What Is a Lottery?

Lottery is a type of gambling game in which numbers are drawn to determine the winners. The winners are awarded prizes, usually cash, based on the numbers they match. People often use the money to pay for goods or services or for investments, such as real estate. Lottery games have also been used to raise funds for public purposes, such as constructing town fortifications or helping the poor. Historically, lottery games have been regulated by state governments, which have granted themselves the exclusive right to operate them and prevent private competitors from competing against them.

In the United States, 44 states and the District of Columbia operate lotteries. As of August 2004, 90% of the country’s population lived in a state that operated a lottery. The lottery is a popular source of income for Americans, who spent over $80 billion on tickets in fiscal year 2003 (see Figure 7.1).

Most people buy lottery tickets because they believe the odds of winning are higher than those of getting struck by lightning or having a car accident. The truth is that most people do not win. In fact, a recent study found that only about 10% of ticket purchasers actually won any prize. The rest lost money. The study further found that those with lower levels of education and income were more likely to lose than those with higher levels of education and income.

The word lottery comes from the Latin lottorum, meaning “seat of the law.” The first recorded instances of lotteries appear in Europe during the 15th century. In the Low Countries, public lotteries were held to raise money for town fortifications and to help the poor. The earliest lotteries were probably organized by city authorities, but by the 16th century, state-run lotteries became common.

A major drawback of state-sponsored lotteries is the fact that they are subject to corruption. The fact that government officials control the entire distribution process—selling tickets, distributing prizes, and so on—makes them vulnerable to all sorts of fraud, bribery, and other illegal activities. To avoid this, many states have implemented laws to limit their operations and protect players from exploitation.

Some experts claim that if lotteries are to be considered a form of gambling, they must adhere to the same standards as other forms of gambling, including limiting the number of games available and ensuring that a reasonable percentage of players are winners. They should also ensure that the money raised from the games is used for its intended purpose.
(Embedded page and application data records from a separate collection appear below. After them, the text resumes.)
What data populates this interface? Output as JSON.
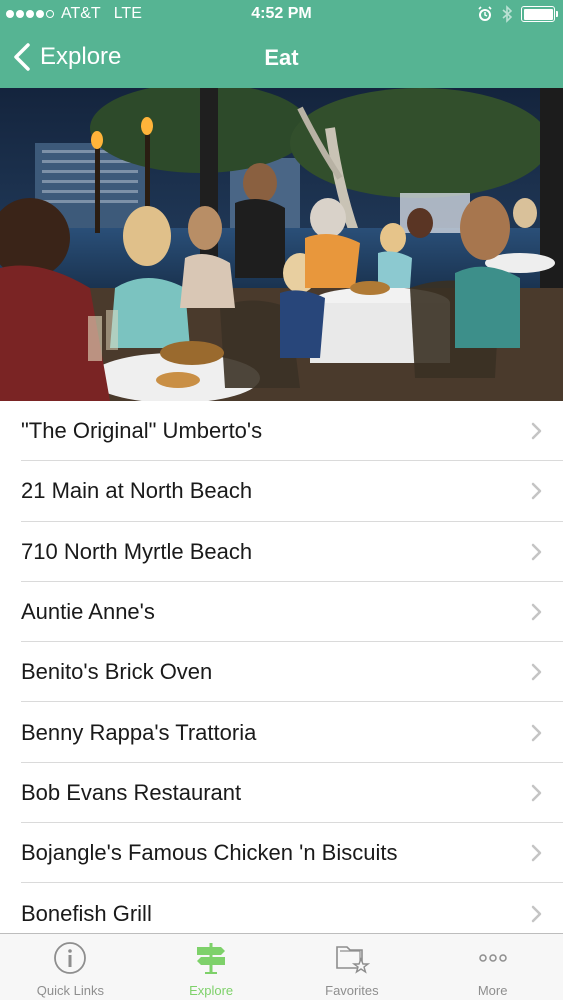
{
  "status_bar": {
    "carrier": "AT&T",
    "network": "LTE",
    "time": "4:52 PM"
  },
  "nav": {
    "back_label": "Explore",
    "title": "Eat"
  },
  "hero": {
    "icon": "restaurant-photo"
  },
  "list": {
    "items": [
      {
        "label": "\"The Original\" Umberto's"
      },
      {
        "label": "21 Main at North Beach"
      },
      {
        "label": "710 North Myrtle Beach"
      },
      {
        "label": "Auntie Anne's"
      },
      {
        "label": "Benito's Brick Oven"
      },
      {
        "label": "Benny Rappa's Trattoria"
      },
      {
        "label": "Bob Evans Restaurant"
      },
      {
        "label": "Bojangle's Famous Chicken 'n Biscuits"
      },
      {
        "label": "Bonefish Grill"
      }
    ]
  },
  "tab_bar": {
    "tabs": [
      {
        "label": "Quick Links",
        "icon": "info-icon",
        "active": false
      },
      {
        "label": "Explore",
        "icon": "signpost-icon",
        "active": true
      },
      {
        "label": "Favorites",
        "icon": "folder-star-icon",
        "active": false
      },
      {
        "label": "More",
        "icon": "more-dots-icon",
        "active": false
      }
    ]
  },
  "colors": {
    "header_green": "#56b493",
    "active_tab": "#7ed16a",
    "inactive_tab": "#8e8e8e"
  }
}
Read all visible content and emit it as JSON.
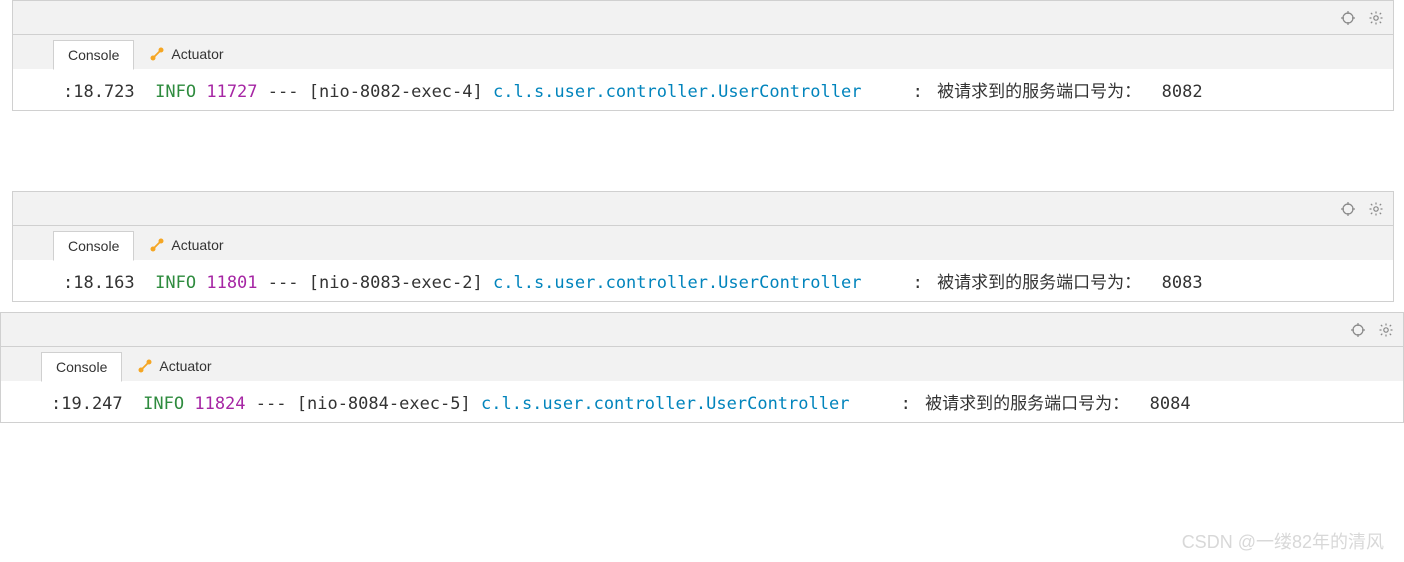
{
  "tabs": {
    "console": "Console",
    "actuator": "Actuator"
  },
  "panels": [
    {
      "timestamp": ":18.723",
      "level": "INFO",
      "pid": "11727",
      "separator": "---",
      "thread": "[nio-8082-exec-4]",
      "logger": "c.l.s.user.controller.UserController",
      "colon": ":",
      "message": "被请求到的服务端口号为：",
      "port": "8082"
    },
    {
      "timestamp": ":18.163",
      "level": "INFO",
      "pid": "11801",
      "separator": "---",
      "thread": "[nio-8083-exec-2]",
      "logger": "c.l.s.user.controller.UserController",
      "colon": ":",
      "message": "被请求到的服务端口号为：",
      "port": "8083"
    },
    {
      "timestamp": ":19.247",
      "level": "INFO",
      "pid": "11824",
      "separator": "---",
      "thread": "[nio-8084-exec-5]",
      "logger": "c.l.s.user.controller.UserController",
      "colon": ":",
      "message": "被请求到的服务端口号为：",
      "port": "8084"
    }
  ],
  "watermark": "CSDN @一缕82年的清风"
}
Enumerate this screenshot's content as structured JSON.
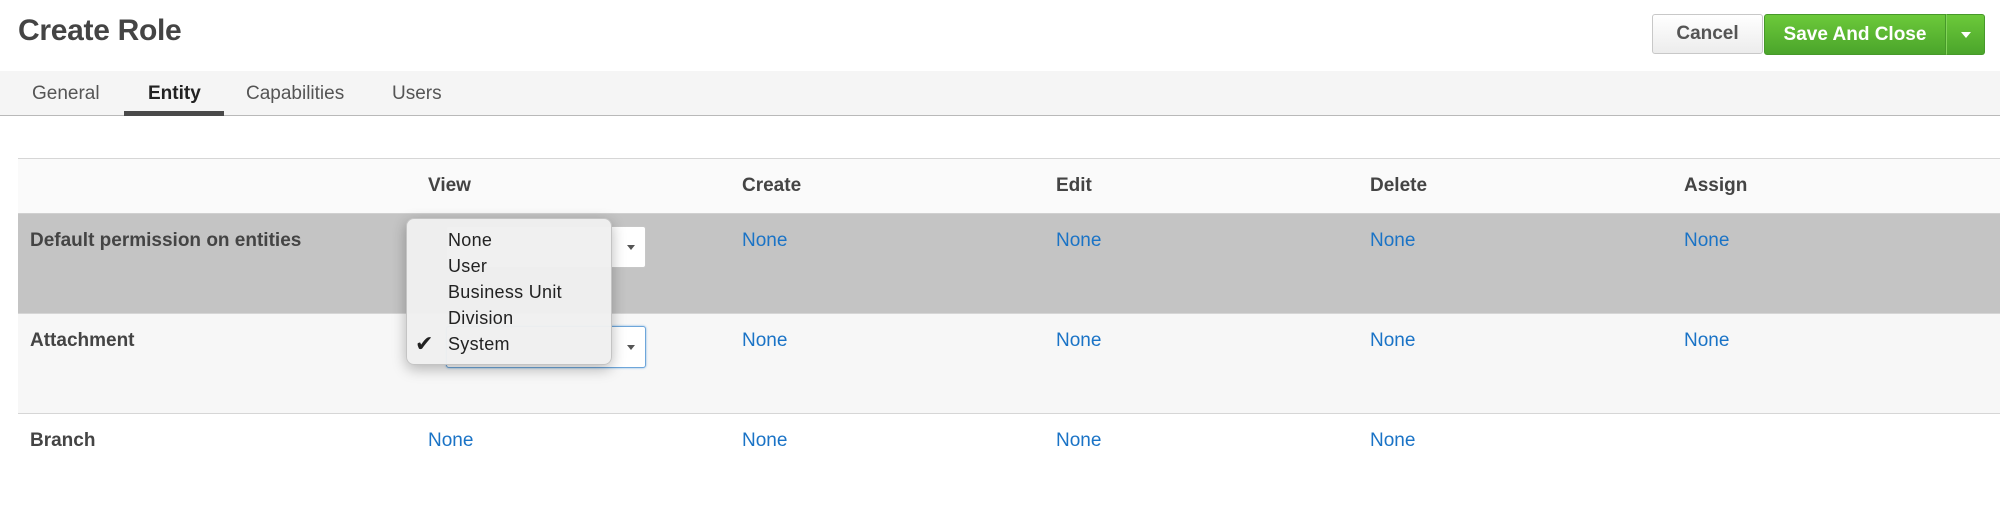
{
  "header": {
    "title": "Create Role",
    "cancel_label": "Cancel",
    "save_label": "Save And Close"
  },
  "tabs": [
    {
      "label": "General"
    },
    {
      "label": "Entity"
    },
    {
      "label": "Capabilities"
    },
    {
      "label": "Users"
    }
  ],
  "active_tab": "Entity",
  "table": {
    "columns": [
      "",
      "View",
      "Create",
      "Edit",
      "Delete",
      "Assign"
    ],
    "rows": [
      {
        "label": "Default permission on entities",
        "view": "",
        "create": "None",
        "edit": "None",
        "delete": "None",
        "assign": "None"
      },
      {
        "label": "Attachment",
        "view": "",
        "create": "None",
        "edit": "None",
        "delete": "None",
        "assign": "None"
      },
      {
        "label": "Branch",
        "view": "None",
        "create": "None",
        "edit": "None",
        "delete": "None",
        "assign": ""
      }
    ]
  },
  "dropdown": {
    "options": [
      "None",
      "User",
      "Business Unit",
      "Division",
      "System"
    ],
    "selected": "System",
    "check_glyph": "✔"
  },
  "colors": {
    "link": "#1a73c6",
    "save_button": "#5bb832",
    "highlight_row": "#c4c4c4"
  }
}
Although some people enjoy the excitement of playing the lottery, others find it an unnecessary and expensive waste of time. They might be better off spending their money on a savings account, investing in stocks and mutual funds, or paying down credit card debt. In addition, if you are not sure about the tax consequences of your winnings, it is important to consult a professional.